I read an article in the Wall Street Journal last week, “Tuning Out: Listening Becomes a Rare Skill.” The article cited a study done in 2011 in Organizational Behavior and Human Decision Processes that found that the more powerful the listener is, the more likely he is to dismiss advice from others.

You can gather the best advisors in your industry and share details about your business. But none of that will do a darn bit of good if you don’t actually follow it. These leaders are those that John Steinbeck was speaking of when he said, “No one wants advice – only corroboration.”

Finding the right advisors and working with them in the best way possible can make a huge difference in the success of your company. Eli Portnoy, the young man who made mistakes the first time around and then instituted structure and accountability, saw a huge difference in his company. “Thinknear took off within months of creating the new advisory board and structure. My personal weaknesses as a CEO became strengths and with the help of my advisors I was able to supercharge our trajectory.”

Advisors can make a big difference in your business, but there are still professional advisors you need to hire. For part three of this series, I’ll talk about those.

Joining the Team at GlassRatner

I’ve been chuckling to myself about the rumors of my retirement that I discussed in a previous column, “No Desire to Retire.” I wanted to let you know that I’m embarking on an exciting new opportunity.

I’ll be joining the well-respected team at GlassRatner Advisory and Capital Group LLC as a principal effective July 1. GlassRatner is a nationally known financial advisory services firm. I was attracted to the integrity of the GlassRatner team members, its national platform and reputation, and the work the firm has done in providing solutions to complex business problems.

They seem to be excited to work with me, too. And they love “How Not to Hire a Guy Like Me,”which of course, is an effective way to win my loyalty.

It’s funny; this opportunity just presented itself a few weeks ago and we’re off to the races already. In my work as a turnaround authority, I’ve learned to recognize good opportunities for growth and success when I see them. I am excited and honored to be joining GlassRatner and believe we will both benefit from the partnership.
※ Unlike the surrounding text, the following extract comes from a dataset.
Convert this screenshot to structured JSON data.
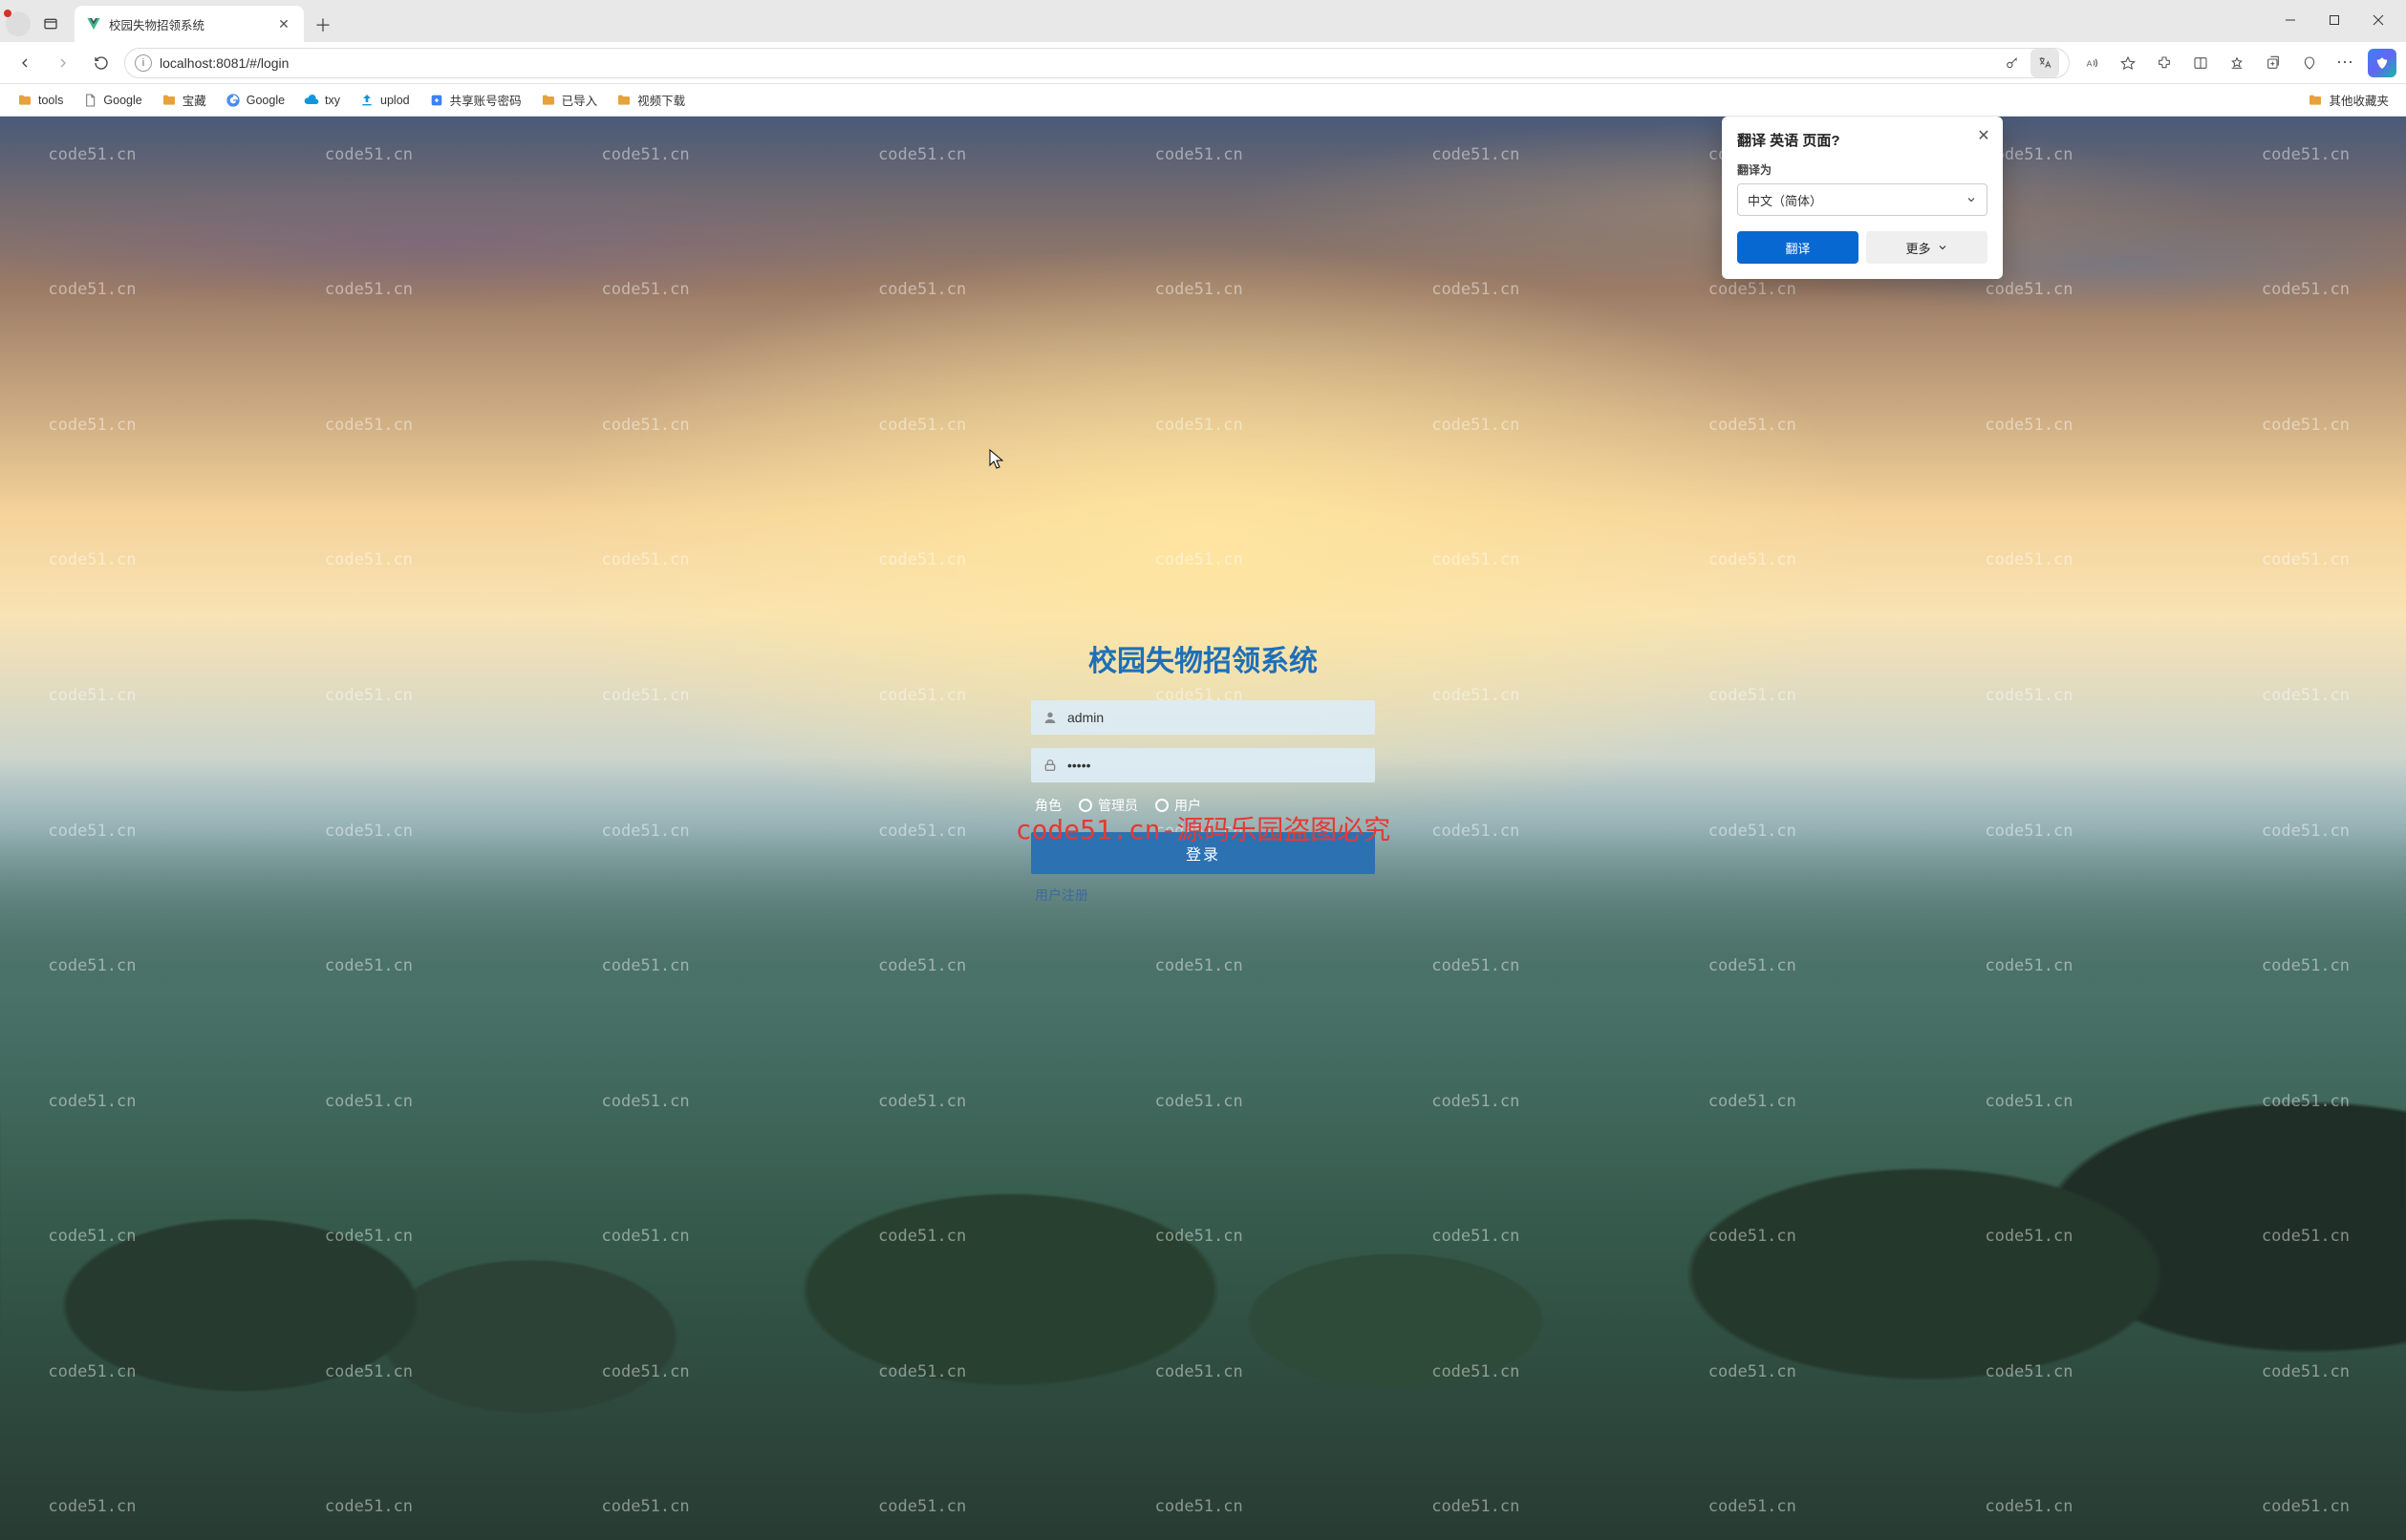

Another aspect of GlassRatner I found attractive is its reputation as a collegial firm and the way they function as a team. Look for some of those team members to be guest contributors to my blog. I’m sure you’ll enjoy getting to know them as much as I will.